I was recently invited to give a talk for the New South Wales Dickens Society. I had no hesitation accepting, not as an aficionado of Dickens literary works, but because Charles Dickens’s wife Catherine (nee Hogarth), published a book of menus in the 1850s.
Revised in 1854, the book had several print runs, and was listed for sale in Australia by 1855, presumably helping to shape tastes on colonial tables.
Enter Lady Clutterbuck
‘What shall we have for dinner?‘ was published under a pseudonym, ‘Lady Maria Clutterbuck’ (something of a private joke, Lady Clutterbuck had been a character in the Dickens farce ‘Used Up’). The title’s question was ‘satisfactorily answered by numerous bills of fare for from two to eighteen persons’.
A diminutive but handsome volume of menu suggestions, the book gives us a fascinating glimpse into the tastes in Dickens’s time, and possibly, the types of foods enjoyed at the Dickens’ family table.
In good company
What shall we have for dinner? joined a plethora of domestic management and household advice manuals, hungry for a share in market created by the burgeoning middling class in the 19th century. The book’s principal focus is on menu planning, but it also includes a selection of recipes which the author claimed were commonly ‘misunderstood’. They range from simple Cock a Leekie, to salmon curry (made with curry powder and curry paste), a sweet hominy and Kidney’s a la brochette.
Echoes of the past?
Whether the book was Catherine’s idea or her husband’s publisher, who no doubt profited from its success, regular readers of this blog will recognise that this was not an original idea. Thanks to a benevolent aunt, Anna-Maria Macarthur was equipped with a repertoire of 70 menus and hints on how to entertain when she entered colonial society, in 1813, as Hannibal Hawkins Macarthur’s bride.

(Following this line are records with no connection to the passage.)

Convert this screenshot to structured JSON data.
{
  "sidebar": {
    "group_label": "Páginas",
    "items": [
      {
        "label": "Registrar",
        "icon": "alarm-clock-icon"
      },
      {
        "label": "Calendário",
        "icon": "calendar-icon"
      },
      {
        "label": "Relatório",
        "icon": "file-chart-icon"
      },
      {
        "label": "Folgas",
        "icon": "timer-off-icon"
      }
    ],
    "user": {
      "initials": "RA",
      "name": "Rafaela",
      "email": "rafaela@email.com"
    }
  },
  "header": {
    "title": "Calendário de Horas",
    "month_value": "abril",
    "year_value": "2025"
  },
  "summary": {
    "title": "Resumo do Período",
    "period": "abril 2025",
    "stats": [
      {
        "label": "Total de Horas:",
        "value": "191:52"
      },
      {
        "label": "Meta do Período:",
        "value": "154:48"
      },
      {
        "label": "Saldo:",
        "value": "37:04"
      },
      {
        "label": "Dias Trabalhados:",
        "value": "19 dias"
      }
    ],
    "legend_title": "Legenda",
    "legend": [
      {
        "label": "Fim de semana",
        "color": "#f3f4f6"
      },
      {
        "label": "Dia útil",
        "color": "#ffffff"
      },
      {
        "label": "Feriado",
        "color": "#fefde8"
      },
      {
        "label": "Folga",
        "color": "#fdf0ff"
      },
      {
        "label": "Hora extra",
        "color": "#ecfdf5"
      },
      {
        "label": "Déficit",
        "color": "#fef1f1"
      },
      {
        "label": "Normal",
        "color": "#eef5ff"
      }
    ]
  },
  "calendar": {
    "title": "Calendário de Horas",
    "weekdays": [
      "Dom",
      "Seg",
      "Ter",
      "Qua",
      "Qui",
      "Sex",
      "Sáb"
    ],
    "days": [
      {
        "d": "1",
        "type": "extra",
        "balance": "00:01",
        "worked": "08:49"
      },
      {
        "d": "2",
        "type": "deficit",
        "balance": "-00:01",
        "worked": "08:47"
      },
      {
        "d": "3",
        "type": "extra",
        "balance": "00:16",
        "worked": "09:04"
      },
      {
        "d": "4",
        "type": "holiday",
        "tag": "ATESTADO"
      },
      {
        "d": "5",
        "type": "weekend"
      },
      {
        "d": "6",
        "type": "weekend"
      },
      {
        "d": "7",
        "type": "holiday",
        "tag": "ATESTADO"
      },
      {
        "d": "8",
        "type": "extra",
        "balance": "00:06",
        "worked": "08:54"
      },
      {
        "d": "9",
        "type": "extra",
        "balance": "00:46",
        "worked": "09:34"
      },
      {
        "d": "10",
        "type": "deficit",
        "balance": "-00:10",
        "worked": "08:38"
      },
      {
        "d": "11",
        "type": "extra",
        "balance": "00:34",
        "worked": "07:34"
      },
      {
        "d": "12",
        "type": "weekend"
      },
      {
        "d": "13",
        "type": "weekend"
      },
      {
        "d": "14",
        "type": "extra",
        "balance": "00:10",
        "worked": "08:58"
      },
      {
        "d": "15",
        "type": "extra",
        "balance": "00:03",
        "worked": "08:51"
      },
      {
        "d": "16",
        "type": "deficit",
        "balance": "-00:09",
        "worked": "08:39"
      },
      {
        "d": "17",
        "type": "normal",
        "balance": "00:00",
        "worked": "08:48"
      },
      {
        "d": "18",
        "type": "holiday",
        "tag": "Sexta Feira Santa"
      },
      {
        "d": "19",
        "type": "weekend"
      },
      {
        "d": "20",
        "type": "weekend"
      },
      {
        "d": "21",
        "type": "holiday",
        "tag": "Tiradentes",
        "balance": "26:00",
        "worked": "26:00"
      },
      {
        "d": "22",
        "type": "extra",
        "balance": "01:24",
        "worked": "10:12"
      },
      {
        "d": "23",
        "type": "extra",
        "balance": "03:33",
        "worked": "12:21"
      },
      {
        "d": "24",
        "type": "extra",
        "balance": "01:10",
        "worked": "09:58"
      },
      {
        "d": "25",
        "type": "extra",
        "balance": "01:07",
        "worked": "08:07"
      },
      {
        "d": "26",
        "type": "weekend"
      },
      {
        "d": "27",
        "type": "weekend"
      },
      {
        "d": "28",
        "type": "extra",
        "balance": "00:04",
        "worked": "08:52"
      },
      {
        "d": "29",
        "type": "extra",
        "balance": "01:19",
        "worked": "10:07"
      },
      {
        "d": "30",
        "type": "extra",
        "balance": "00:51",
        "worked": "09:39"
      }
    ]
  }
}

‘X’ marks the spot
While it is fascinating to see the types of dishes deemed suitable for family and sociable dining, the layout of the menus is of particular interest; written on the page according to the way the table should be set, as a form of ‘mud map’. The style of dining in both Catherine’s and Anna Maria’s menus is ‘a la Francaise‘ which we have written about on this blog in the past – here, here, and here for example.
Democratising the art of the table
What shall we have for dinner?, and other published works of its ilk, helped democratise previously closeted knowledge about domestic practice, once reserved for the elite. While dining etiquette was a necessary social art, especially for those who had recently acquired a place at fashionable tables, maintaining an appetite for the home was part of the book’s selling point.
The introduction to What can we have for dinner was written by Dickens himself.  He assured readers that the Bills of Fare enclosed had met with the approval of Lady Clutterbuck’s equally fictitious late husband, Sir Jonas Clutterbuck. Indeed, Lady Clutterbuck’s ‘attention to the requirements of his appetite secured [said Lady] the possession of his esteem until the last’.
The dreaded Club
This notion is telling of the times – women were often entirely dependent on their husbands and there was a moralistic fear that a man might stray from the home and family in favour of his ‘club’. Dickens cautioned,
‘a surplusage of cold mutton or a redundancy of chops are gradually making the Club more attractive than the Home, rendering ‘business in the city’ a more frequent occurrence than it used to be in the earlier days of their connubial experience.’
Sadly for Catherine Dickens, good food was not enough to keep husband Charles at the family table, and the couple separated after twenty-two years marriage, in 1858.
An elegant sufficiency?
A fifth and final edition of What shall we have for dinner? was published in 1860, two years after the Dickens had formally separated. This suggests that their strained relationship did not prevent Dickens publisher supporting Catherine’s work, so why did it stop there?
My theory is that Catherine’s book, along with many other culinary texts of the time, was cannibalised by the arrival of Isabella Beeton’s Book of Household Management, in 1861.
Enter Mrs Beeton
Written with great authority by an ambitious 22 year old, Beeton’s hefty tome dominated the market for generations. Isabella also had connections in the publishing game – namely her husband, Samuel Orchart Beeton. It included 22 Bills of Fare for each calendar month – with menus for dinners of 6, 8, 10, 12 and 18 persons, and two weeks menus suggestions for ‘plain family dinners’. She also gives supper menus for a winter and summer balls for 60.
With Beeton providing recipes for every dish mentioned, perhaps there seemed little need for Catherine’s humble volume. While the illustrious Charles Dickens has been immortalised with his literary works, What shall we have for dinner? has ensured Catherine a rightful place in culinary history.
Links and further reading
 Susan M. Rossi-Wilcox, Dinner for Dickens, Prospect Books, 2005.